The elegant Kia Optima hits all the right notes

KIA has a new flagship model, the elegant Optima, a saloon with eye-catching design, high levels of standard equipment and very important low running costs.

KIA has a new flagship model, the elegant Optima, a saloon with eye-catching design, high levels of standard equipment and very important low running costs.

I have had the opportunity to take the wheel of the newcomer and immediately I was impressed by the cabin layout and the quality of the materials used.

The Optima is a global model for KIA which was first shown at the New York Auto Show in 2010. Weeks after going on sale in its home market, it became South Korea’s top seller, a first for the company.

Chief Design Officer, Peter Schreyer, who has a great affection for all things aviation and both the exterior and the interior benefit from design cues associated with aircraft, stylish and uncomplicated.

Buyers will not have to ponder as to which engine to use; simply there is just one choice, a 134bhp diesel which is already proving popular in Sportage.

For Optima it has been further tweaked. Clearly KIA see the business sector as the prime target for this new model, however that is not to say that the private buyer will not enjoy the quality package that is on offer.

The Optima offers features never previously attainable on a KIA, including a high-end Infinity audio system; this delivers 550W of high-fidelity sound through 12 speakers in eight different locations throughout the car, including a boot-mounted subwoofer.

Self-parking, heated and cool-ventilated seats, cornering lights, panoramic sunroof, reverse parking camera and an automatic cabin defogging system are also available, as is a six-speed automatic transmission that is among the most advanced currently produced by any car manufacturer put this car in a luxury sector with a starting price sub £20,000.

While this is a saloon, it is quite versatile, the boot capacity has been enlarged to 505 litres and there is a lower lip to make the business of loading the car less strenuous.

The 60:40 split folding rear seats allow longer loads to be transported.

Other useful touches, a cooled glovebox, a centre console box, cupholders front and rear, a sunglasses holder, space for bottles in the front and rear doors, pockets in the backs of the front seats and a centre fascia tray large enough for a mobile telephone, conveniently located adjacent to AUX and USB points.

Safety always a priority and the Optima features large disc brakes on all four wheels, ventilated at the front, with anti-lock, Electronic Brake-force Distribution and Brake Assist, giving the car class-leading emergency stopping power in all conditions, regardless of the force applied to the pedal by the driver.

Versions with automatic transmission feature a foot-operated parking brake.

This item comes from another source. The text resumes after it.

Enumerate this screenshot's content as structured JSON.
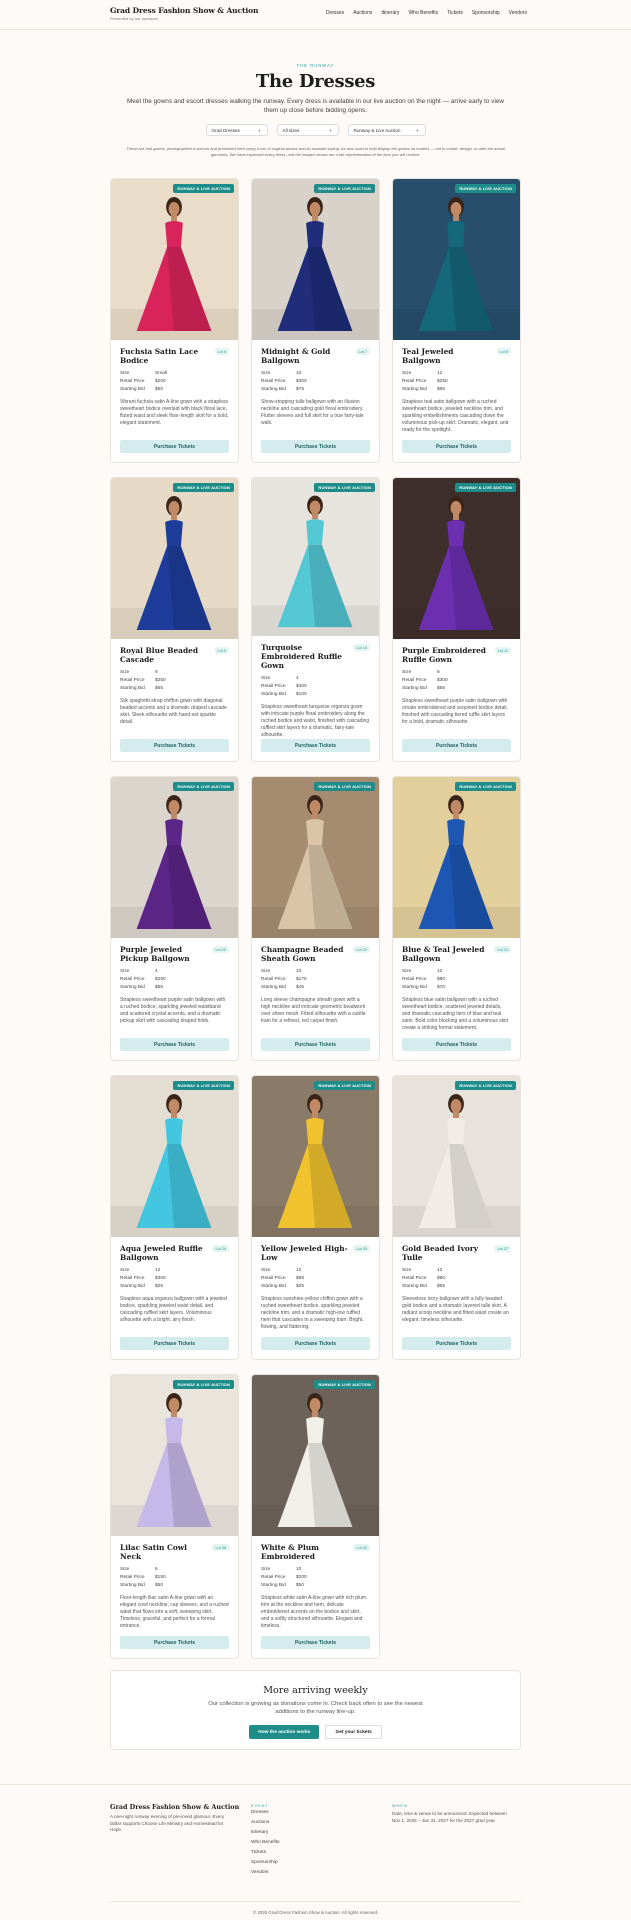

All versions have Electronic Stability Control to counter any tendency of the car to skid out of control because of bad weather or over-exuberant driving.

This is linked to Vehicle Stability Management (VSM), which senses when the wheels on one side of the car are on a lower-grip surface than those on the other side, VSM then stabilises the car by reducing the amount of steering assistance if the driver is applying too much steering effort or increasing it if the driver is applying too little.

To alert other motorists to emergency braking, an Emergency Stop Signalling system is also fitted. This flashes the brake lights rapidly to warn following drivers.

Every Optima is fitted with front, side and curtain airbags, plus active front-seat head restraints to minimise the risk of whiplash injuries.

On the road the Optima delivers respectable performance figures, rest to 60mph takes 10.2 seconds in manual versions and 11.5 seconds with automatic transmission, while the respective top speeds are 125mph and 122mph.

Economy and the manual can achieve 57.6mpg, with CO2 emissions of 128g/km, while the figures for the automatic are 47.1mpg and 158g/km.